Your objective
Wherever "Ipsum" shows up in the records below, copy the whole line.

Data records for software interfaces

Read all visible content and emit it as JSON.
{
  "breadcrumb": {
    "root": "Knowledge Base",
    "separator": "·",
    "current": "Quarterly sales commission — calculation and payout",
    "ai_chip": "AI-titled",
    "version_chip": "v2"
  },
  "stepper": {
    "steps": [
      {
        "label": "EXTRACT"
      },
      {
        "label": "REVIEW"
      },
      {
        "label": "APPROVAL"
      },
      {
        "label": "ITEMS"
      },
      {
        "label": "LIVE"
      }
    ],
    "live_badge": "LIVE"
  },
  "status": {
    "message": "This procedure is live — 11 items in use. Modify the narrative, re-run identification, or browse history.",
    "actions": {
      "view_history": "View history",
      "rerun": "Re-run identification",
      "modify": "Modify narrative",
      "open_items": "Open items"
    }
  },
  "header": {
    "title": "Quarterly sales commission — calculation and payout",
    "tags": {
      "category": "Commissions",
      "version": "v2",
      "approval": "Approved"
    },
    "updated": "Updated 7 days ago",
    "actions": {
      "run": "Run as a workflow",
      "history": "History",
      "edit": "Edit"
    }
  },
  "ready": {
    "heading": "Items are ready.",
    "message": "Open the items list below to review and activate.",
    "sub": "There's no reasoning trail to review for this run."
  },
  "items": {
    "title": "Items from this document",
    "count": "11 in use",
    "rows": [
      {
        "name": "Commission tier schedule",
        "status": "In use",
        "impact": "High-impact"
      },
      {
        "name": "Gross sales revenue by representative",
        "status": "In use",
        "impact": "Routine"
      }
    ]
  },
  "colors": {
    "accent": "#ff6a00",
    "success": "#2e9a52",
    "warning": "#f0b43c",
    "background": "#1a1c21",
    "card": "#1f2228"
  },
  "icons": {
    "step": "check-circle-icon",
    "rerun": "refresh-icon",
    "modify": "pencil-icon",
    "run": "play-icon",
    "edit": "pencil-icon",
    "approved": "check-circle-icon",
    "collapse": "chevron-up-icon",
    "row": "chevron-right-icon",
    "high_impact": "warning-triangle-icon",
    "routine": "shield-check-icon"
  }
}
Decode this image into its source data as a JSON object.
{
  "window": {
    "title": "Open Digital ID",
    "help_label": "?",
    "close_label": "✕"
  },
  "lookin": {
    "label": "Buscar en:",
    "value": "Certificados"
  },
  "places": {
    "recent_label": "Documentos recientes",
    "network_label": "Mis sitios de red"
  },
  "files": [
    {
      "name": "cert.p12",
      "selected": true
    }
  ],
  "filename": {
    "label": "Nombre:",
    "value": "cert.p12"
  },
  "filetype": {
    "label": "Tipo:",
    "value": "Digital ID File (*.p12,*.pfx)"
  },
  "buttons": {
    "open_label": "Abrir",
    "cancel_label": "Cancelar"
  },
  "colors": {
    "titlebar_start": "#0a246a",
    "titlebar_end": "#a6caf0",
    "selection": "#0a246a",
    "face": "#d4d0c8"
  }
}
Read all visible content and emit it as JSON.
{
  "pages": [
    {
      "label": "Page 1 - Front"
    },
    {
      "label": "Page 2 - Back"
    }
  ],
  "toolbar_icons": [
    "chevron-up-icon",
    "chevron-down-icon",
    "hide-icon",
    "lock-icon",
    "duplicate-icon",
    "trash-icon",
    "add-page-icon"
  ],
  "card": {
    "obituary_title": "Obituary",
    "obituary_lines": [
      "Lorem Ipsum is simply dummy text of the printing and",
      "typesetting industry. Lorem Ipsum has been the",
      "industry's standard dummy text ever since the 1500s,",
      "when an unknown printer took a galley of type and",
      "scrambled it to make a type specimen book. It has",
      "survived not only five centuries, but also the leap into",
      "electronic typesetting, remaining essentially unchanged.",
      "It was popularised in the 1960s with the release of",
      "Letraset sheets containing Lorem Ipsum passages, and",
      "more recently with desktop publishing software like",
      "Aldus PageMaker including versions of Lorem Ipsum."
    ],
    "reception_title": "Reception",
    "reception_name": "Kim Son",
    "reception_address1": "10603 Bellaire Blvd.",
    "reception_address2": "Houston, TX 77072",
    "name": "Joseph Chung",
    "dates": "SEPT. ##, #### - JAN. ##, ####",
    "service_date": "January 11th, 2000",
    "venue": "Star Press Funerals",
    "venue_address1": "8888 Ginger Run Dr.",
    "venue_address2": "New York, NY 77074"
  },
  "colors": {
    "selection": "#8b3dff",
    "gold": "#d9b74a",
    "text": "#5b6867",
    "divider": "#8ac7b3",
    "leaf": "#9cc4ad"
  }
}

Answer box
      "Lorem Ipsum is simply dummy text of the printing and",
      "typesetting industry. Lorem Ipsum has been the",
      "Letraset sheets containing Lorem Ipsum passages, and",
      "Aldus PageMaker including versions of Lorem Ipsum."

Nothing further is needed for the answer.